California pulling ’emergency brake’ to slow record surge of COVID cases
California is pulling the “emergency brake” and tightening restrictions for 94 percent of the state’s residents amid a record-breaking increase in coronavirus cases.
Gov. Gavin Newsom (D) on Monday said 41 of the state’s 58 counties will be put into the most restrictive “purple” tier because of widespread virus transmission, effective tomorrow. This means indoor dining, gyms, movie theaters and houses of worship will be closed.
“We are sounding the alarm,” Newsom said in a statement.
Those counties must make changes in the next 24 hours, Newsom said during a press briefing, rather than the three days allowed under the state’s reopening blueprint. Counties will also be moved back after only one week of rising infection spread, rather than two.
Counties will be reassessed multiple times during the course of a week, and they will be unable to move forward until the numbers improve and the state deems it safe. Newsom said the state will no longer wait until each Tuesday to impose new restrictions on counties.
Daily cases have doubled in the state over the last 10 days, the fastest increase California has seen since the beginning of the pandemic.
The state’s positivity rate over the past seven days is 4.6 percent. While much lower than the national average, Newsom said that rate is far too high. Just two weeks ago, the state’s positivity rate was 3.2 percent.

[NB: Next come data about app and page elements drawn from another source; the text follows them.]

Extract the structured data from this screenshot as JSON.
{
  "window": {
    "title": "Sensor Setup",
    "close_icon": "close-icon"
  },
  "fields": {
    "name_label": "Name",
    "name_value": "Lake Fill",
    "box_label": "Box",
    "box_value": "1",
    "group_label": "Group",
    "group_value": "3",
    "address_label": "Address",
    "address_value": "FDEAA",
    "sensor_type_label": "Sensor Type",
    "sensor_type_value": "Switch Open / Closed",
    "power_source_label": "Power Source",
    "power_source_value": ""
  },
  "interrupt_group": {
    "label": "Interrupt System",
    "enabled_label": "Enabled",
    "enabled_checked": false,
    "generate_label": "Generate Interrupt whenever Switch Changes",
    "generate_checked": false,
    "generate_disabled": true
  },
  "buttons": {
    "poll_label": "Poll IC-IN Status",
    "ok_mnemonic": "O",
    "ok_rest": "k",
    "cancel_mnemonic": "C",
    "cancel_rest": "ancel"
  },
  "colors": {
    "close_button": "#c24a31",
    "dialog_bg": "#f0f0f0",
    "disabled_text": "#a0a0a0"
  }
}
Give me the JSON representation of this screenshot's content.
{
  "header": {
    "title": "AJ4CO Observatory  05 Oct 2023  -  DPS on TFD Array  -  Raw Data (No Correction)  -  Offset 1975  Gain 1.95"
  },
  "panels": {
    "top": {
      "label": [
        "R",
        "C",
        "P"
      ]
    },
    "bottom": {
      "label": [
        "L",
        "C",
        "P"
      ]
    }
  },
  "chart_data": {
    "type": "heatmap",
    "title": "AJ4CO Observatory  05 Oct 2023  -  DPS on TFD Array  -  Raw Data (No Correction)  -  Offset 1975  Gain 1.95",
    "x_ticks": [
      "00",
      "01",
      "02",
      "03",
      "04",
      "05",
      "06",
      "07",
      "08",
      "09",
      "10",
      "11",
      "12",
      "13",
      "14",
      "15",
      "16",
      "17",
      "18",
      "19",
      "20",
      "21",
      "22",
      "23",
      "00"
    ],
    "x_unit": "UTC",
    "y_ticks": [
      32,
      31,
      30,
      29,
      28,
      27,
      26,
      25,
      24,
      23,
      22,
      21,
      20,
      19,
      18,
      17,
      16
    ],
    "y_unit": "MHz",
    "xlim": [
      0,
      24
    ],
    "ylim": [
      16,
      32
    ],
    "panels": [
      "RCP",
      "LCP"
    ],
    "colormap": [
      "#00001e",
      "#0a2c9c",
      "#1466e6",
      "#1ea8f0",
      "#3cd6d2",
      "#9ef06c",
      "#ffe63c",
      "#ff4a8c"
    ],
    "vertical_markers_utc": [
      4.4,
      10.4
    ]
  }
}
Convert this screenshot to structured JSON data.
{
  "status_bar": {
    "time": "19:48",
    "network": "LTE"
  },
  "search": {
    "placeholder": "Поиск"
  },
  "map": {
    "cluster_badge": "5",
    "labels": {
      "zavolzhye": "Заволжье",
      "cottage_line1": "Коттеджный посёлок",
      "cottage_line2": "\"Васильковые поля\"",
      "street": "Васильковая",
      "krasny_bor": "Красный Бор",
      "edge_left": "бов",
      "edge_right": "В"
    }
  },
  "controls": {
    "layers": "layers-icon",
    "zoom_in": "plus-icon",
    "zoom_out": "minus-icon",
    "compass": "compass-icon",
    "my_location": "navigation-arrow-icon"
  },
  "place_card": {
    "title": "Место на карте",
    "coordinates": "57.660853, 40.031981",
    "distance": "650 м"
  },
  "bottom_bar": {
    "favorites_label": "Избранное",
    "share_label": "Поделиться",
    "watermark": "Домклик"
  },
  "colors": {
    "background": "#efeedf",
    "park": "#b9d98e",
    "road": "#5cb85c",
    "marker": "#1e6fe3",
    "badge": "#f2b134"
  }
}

If left unchecked, Newsom said the spread could quickly overwhelm the state’s health care system and lead to “catastrophic outcomes.”
The state became the second in the nation last week to surpass 1 million cases of the virus. The U.S. has now recorded more than 11 million cases.
California is also strengthening its face-covering guidance to require individuals to wear a mask whenever they are outside their home, with limited exceptions.
Newsom said the encouraging news from Moderna and Pfizer about the efficacy of their vaccine candidates means that time is of the essence to make sure case rates don’t continue to rise.
“The bottom line is we are moving from a marathon to a sprint,” Newsom said.